**DATA FOR THIS TASK:**

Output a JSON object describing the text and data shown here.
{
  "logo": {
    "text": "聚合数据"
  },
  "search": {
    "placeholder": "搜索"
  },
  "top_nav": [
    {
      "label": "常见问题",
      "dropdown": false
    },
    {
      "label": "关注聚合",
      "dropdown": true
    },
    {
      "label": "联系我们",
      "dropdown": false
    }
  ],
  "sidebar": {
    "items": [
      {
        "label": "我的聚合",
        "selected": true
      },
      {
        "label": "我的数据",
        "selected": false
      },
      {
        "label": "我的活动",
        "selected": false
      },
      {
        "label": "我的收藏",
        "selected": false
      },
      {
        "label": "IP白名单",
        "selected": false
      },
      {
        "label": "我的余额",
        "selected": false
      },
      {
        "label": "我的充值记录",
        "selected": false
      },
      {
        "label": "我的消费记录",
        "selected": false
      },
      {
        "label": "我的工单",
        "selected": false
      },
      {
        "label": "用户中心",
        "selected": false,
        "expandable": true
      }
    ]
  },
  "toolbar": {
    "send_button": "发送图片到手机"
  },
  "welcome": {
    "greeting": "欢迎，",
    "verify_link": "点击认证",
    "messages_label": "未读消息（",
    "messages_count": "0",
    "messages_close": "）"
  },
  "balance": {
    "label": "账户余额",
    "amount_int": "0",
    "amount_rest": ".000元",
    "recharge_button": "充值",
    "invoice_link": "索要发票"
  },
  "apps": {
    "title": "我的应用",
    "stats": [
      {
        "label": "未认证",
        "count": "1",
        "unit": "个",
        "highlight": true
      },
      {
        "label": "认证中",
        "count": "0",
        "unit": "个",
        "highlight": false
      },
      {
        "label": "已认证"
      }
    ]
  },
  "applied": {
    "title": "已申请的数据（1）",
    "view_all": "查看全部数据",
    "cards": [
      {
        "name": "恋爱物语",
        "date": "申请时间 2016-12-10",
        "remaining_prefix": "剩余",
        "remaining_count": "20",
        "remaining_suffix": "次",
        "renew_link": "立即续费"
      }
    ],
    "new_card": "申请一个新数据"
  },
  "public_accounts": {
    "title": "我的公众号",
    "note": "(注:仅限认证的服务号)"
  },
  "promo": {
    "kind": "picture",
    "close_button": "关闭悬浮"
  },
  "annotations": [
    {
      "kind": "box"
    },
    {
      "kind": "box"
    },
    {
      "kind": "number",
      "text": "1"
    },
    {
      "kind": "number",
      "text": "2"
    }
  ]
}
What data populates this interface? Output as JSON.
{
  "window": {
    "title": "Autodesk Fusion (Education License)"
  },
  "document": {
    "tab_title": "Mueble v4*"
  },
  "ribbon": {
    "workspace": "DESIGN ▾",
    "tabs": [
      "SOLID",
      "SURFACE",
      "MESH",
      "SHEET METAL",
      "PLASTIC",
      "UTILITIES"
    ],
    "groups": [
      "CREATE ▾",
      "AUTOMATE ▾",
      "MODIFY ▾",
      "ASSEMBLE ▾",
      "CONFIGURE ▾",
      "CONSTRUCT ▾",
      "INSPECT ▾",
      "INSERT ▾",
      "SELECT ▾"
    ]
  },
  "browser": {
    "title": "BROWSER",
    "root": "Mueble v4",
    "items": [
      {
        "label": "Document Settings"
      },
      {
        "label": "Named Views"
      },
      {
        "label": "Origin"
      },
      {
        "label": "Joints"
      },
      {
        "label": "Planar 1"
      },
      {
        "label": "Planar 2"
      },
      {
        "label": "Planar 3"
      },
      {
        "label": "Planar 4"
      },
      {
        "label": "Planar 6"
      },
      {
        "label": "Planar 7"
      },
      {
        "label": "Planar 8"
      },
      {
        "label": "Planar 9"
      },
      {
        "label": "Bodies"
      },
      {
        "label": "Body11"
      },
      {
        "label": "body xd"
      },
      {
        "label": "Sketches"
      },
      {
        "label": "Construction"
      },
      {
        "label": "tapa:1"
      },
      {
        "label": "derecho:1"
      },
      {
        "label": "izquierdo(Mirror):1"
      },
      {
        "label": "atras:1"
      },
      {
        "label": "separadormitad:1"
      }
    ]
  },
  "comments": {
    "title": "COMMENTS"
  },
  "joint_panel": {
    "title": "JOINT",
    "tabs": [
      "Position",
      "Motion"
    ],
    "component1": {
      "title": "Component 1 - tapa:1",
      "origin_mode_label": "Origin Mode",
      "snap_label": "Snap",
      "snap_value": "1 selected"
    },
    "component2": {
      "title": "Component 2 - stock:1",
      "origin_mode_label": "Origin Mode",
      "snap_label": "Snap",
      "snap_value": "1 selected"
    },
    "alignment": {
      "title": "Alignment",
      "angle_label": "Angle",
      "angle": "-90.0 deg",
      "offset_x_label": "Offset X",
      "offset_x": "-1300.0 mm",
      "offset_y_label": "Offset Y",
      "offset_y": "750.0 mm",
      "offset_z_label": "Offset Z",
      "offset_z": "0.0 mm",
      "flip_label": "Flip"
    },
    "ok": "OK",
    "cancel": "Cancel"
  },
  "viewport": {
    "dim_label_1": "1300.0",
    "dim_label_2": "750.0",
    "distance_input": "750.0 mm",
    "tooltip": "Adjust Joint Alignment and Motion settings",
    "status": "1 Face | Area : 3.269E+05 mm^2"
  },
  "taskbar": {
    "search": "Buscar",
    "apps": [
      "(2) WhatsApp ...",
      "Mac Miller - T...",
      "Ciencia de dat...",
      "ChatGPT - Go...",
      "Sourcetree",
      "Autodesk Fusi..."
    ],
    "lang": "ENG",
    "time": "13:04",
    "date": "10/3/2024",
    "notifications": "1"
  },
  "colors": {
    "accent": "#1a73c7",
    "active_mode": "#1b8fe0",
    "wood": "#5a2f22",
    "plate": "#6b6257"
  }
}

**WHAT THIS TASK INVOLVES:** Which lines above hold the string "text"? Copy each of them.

**TASK ANSWER:**
Output a JSON object describing the text and data shown here.
    "text": "聚合数据"
      "text": "1"
      "text": "2"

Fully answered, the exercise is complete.